[[ EXTRACTED INFORMATION, beginning ]]

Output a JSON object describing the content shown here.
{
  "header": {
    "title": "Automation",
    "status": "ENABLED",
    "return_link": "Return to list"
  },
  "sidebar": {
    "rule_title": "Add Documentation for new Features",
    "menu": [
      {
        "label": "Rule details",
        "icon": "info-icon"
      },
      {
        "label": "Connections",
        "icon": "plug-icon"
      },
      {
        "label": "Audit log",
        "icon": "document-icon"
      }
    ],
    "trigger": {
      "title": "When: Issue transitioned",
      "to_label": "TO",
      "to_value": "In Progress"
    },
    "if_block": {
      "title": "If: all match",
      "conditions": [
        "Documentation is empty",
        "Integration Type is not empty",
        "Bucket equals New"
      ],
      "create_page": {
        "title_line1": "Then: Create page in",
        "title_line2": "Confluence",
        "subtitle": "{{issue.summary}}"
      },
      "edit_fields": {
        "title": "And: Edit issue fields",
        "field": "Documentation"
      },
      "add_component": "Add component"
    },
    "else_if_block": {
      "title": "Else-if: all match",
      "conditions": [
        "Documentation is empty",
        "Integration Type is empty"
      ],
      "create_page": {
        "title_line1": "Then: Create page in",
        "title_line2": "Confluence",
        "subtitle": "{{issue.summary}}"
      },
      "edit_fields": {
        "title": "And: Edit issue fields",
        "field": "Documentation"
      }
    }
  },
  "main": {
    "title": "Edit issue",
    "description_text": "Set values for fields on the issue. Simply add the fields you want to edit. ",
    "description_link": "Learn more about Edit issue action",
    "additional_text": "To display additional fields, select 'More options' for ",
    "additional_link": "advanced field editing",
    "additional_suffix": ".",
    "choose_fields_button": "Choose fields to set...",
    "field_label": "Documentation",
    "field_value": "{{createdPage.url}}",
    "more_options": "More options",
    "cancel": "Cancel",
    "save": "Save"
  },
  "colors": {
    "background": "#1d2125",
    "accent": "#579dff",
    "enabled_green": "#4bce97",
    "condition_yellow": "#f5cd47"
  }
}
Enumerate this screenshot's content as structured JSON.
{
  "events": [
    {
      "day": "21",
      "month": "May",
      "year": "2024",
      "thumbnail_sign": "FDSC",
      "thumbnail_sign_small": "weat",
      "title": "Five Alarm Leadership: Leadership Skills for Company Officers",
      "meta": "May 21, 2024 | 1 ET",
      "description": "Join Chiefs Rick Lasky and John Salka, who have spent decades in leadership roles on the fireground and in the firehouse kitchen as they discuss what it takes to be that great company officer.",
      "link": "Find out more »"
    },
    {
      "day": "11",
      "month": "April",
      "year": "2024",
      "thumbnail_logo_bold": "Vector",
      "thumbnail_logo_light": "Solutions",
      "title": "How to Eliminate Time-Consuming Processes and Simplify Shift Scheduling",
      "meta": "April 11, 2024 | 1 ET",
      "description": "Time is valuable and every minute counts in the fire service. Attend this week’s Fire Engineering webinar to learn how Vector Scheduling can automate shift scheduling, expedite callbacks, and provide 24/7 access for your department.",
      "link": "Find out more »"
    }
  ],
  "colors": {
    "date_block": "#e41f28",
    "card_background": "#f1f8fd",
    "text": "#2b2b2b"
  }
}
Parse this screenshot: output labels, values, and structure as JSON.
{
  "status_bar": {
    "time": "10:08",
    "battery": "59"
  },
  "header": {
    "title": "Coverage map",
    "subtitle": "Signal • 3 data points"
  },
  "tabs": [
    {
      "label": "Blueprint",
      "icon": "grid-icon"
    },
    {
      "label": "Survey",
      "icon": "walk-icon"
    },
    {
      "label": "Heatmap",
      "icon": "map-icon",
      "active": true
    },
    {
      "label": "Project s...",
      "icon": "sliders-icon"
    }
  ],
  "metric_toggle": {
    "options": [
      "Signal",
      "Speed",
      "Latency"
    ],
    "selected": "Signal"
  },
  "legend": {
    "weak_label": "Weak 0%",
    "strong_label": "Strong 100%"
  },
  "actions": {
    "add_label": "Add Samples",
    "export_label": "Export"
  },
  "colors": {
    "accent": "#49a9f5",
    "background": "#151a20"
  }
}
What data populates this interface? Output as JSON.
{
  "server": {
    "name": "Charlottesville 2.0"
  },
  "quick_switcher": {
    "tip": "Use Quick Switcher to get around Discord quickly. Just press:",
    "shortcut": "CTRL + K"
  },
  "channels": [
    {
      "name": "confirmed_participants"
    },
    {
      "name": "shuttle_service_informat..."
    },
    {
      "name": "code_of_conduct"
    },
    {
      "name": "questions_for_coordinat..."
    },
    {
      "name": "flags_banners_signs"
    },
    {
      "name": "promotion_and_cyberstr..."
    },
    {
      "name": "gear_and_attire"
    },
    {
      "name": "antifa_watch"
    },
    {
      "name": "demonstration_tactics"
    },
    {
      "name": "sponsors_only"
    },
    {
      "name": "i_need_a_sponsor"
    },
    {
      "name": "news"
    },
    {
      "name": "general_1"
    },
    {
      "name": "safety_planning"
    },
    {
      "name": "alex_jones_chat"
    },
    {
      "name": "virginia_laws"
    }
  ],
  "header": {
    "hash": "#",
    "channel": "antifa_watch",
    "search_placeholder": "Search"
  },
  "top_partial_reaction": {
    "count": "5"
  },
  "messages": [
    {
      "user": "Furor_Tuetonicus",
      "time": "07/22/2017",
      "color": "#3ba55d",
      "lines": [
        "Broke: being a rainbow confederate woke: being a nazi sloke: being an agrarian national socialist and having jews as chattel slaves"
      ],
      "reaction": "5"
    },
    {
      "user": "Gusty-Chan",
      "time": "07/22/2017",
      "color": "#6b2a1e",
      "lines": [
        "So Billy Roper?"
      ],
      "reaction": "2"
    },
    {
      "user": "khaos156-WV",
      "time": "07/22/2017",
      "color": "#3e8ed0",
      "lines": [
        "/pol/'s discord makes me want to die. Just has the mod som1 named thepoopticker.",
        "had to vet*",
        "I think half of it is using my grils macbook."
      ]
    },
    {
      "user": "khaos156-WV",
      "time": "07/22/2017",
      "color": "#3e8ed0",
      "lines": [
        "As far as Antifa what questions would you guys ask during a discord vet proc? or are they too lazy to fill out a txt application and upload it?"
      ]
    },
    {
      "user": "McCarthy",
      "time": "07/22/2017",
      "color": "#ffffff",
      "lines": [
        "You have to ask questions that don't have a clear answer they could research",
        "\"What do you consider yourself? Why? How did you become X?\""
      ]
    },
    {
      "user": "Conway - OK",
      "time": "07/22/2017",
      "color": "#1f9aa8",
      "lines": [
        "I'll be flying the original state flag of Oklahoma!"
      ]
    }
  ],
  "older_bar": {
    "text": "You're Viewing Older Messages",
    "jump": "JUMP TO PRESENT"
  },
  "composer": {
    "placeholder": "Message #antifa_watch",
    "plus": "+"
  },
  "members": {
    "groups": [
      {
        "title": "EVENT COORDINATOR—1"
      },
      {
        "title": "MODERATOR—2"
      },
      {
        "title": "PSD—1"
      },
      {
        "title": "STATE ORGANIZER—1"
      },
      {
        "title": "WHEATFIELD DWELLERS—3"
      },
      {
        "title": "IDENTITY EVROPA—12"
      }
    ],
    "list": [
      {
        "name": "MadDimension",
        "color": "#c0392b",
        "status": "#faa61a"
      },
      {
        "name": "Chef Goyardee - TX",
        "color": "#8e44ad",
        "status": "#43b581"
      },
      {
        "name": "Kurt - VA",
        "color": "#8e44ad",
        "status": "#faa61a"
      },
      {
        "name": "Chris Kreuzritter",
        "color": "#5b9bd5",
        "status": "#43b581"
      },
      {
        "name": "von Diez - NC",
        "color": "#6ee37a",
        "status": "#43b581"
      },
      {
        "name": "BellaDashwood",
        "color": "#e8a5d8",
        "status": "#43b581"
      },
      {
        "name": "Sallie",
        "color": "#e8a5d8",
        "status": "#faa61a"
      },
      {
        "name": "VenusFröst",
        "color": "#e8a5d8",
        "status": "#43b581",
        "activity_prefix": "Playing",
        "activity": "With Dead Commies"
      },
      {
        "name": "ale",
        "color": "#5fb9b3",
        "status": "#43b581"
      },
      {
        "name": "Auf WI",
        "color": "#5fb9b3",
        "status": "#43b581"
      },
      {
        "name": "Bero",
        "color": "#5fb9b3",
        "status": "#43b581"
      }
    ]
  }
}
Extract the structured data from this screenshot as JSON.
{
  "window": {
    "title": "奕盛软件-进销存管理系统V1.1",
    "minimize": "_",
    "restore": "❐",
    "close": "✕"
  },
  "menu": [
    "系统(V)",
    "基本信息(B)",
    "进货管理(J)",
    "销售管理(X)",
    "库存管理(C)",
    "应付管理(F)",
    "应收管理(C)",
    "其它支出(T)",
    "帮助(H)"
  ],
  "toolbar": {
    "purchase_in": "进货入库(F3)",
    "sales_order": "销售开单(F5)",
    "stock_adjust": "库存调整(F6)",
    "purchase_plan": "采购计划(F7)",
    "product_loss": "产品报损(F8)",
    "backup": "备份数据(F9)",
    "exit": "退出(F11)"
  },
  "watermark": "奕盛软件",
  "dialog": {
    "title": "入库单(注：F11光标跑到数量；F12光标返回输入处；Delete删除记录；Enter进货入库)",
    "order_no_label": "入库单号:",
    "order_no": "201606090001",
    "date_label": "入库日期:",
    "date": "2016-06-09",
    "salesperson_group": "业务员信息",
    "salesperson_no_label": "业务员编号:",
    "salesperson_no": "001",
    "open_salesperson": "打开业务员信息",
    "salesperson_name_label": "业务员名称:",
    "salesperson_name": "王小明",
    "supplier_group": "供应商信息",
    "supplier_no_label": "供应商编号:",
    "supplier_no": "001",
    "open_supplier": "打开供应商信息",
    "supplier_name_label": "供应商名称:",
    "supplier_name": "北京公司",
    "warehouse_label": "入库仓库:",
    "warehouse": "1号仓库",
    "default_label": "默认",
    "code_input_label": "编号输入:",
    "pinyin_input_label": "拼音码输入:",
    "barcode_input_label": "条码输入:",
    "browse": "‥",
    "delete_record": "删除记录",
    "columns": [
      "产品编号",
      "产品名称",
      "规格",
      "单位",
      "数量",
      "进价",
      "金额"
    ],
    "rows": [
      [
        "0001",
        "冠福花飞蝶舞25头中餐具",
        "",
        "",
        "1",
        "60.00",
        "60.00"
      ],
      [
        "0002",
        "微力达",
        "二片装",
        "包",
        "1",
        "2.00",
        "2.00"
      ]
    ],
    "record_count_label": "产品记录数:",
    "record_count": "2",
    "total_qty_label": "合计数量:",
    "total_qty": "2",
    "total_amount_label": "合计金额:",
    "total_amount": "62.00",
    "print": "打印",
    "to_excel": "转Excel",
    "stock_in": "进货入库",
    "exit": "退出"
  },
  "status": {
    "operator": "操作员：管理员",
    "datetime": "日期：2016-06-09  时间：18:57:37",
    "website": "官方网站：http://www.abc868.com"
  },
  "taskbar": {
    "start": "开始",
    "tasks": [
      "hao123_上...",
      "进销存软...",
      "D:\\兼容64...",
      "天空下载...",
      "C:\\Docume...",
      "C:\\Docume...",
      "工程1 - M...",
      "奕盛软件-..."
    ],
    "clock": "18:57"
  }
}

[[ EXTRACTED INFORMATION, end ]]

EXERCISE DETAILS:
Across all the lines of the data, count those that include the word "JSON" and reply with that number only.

EXERCISE RESULT:
5